  • The plaza and streetscapes are designed with landscaped elements to manage stormwater onsite.
  • A living wall in the lobby.
  • The building is located across the street from the Wheaton Metrorail and bus lines to encourage transit use and reduce greenhouse gas emissions from car commutes.
  • Ample bike storage and locker rooms encourage bike commuting.
  • The office interior designs will achieve a LEED Gold rating through energy-efficient lighting, efficient water fixtures, abundant natural daylight, locally sourced building materials, reuse/remanufactured furniture, and recycled materials.
  • A geothermal well system for heating and cooling (the first for a government-owned office building in the State) saves over 30 percent of typical energy costs annually.

Uplifting other county communities with public-private development

Our public-private development agreement is also leading to the transformation of other areas within the county. Specifically, the former site of Montgomery Planning’s office at the corner of Spring Street and Georgia Avenue in Silver Spring and its adjacent Maryland Department of Transportation-owned surface parking lots will be transferred to our private development partners to help defray construction costs of the new Wheaton Headquarters. Their proposed mixed-use development for the site will feature underground parking, 400 mixed-income residential units around elevated courtyards that break up the mass of the 6-story buildings, and a new urban grocery store facing Georgia Avenue. The buildings will also be divided by a tree-lined publicly accessible pedestrian and bike mews that links the northwestern end of Fenton Street to the residential Woodland Drive and the Fairview Road Urban Park. Due to the importance of the Spring/Georgia street corner, this new building will also create a magnificent gateway to downtown Silver Spring from the north.

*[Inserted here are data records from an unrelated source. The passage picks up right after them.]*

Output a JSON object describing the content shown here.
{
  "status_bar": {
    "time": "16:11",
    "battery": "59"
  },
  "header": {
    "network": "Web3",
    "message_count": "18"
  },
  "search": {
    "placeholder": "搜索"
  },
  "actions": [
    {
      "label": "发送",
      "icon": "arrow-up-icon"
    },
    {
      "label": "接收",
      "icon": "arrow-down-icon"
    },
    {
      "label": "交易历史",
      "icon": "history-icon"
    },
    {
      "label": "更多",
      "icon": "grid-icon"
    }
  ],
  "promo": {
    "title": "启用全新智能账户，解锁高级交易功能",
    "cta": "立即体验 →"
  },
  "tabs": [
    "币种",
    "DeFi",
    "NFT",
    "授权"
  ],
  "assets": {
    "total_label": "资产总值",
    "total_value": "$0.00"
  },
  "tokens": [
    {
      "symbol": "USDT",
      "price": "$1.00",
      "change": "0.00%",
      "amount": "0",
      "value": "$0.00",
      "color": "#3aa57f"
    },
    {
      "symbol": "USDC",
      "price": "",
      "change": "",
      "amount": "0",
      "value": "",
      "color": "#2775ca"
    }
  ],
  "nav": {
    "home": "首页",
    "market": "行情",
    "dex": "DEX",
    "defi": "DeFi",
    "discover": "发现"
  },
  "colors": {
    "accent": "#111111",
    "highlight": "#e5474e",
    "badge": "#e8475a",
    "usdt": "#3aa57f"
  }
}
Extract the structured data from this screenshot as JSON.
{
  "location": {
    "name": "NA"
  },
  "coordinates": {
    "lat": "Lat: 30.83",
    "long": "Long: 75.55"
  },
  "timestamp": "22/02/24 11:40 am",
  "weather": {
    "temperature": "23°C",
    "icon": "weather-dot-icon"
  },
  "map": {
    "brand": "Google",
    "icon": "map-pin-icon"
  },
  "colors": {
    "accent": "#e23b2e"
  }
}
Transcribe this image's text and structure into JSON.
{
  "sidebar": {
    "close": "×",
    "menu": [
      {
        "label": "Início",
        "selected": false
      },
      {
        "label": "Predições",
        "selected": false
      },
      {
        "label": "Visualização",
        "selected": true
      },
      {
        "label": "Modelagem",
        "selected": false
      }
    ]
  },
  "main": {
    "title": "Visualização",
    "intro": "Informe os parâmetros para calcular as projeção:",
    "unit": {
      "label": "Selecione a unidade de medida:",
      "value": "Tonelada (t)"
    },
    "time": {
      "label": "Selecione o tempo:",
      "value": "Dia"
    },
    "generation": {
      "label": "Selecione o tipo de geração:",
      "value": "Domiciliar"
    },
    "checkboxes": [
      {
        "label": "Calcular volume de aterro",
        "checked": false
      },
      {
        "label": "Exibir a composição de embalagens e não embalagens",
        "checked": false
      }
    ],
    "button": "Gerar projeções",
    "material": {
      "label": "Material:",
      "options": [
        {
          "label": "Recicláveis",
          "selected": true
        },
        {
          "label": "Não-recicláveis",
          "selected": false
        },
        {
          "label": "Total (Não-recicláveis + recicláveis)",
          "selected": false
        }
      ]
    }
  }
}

A computer drawing of the new mixed-use building facing onto Georgia Avenue in Silver Spring with a store shown on the first floor, apartment windows above and a deep, heavy cornice at the top of the building.

This new mixed-use development at 8787 Georgia Avenue will replace the former Montgomery Planning Department Headquarters in Silver Spring. Photo Credit: KTGY Architects

With multiple agencies moving into the new Wheaton Headquarters, other locations within the county will also be open for new uses and further development. For example, the former Parks Department Parkside Headquarters along Sligo Creek will revert back to the Montgomery County Public Schools for a possible shared-use elementary school adjacent to the park. Vacated county office buildings in Rockville could be transformed to better link the Rockville Transit Station to the thriving mixed-use Rockville Town Center.

In all, the new Wheaton Headquarters helps to promote a transit-oriented downtown Wheaton that is environmentally, economically, and socially sustainable. It sets a very high standard for all future development in Montgomery County.


Paul Mortensen
About the author
Paul Mortensen is the Senior Urban Designer in the Director’s Office at the Montgomery County Planning Department and leads the Design Excellence program. He is a registered architect in California, Washington and Maryland, is a LEED-Accredited Professional, and is a member of the Congress for New Urbanism.


One Response to “Setting the standard for Montgomery County’s sustainable development with the new M-NCPPC Wheaton Headquarters”

  1. David S Rotenstein

    Did the LEED Platinum calculation also include the embodied energy costs WRT the demolition and redevelopment of the old HQ on Georgia Avenue in Silver Spring?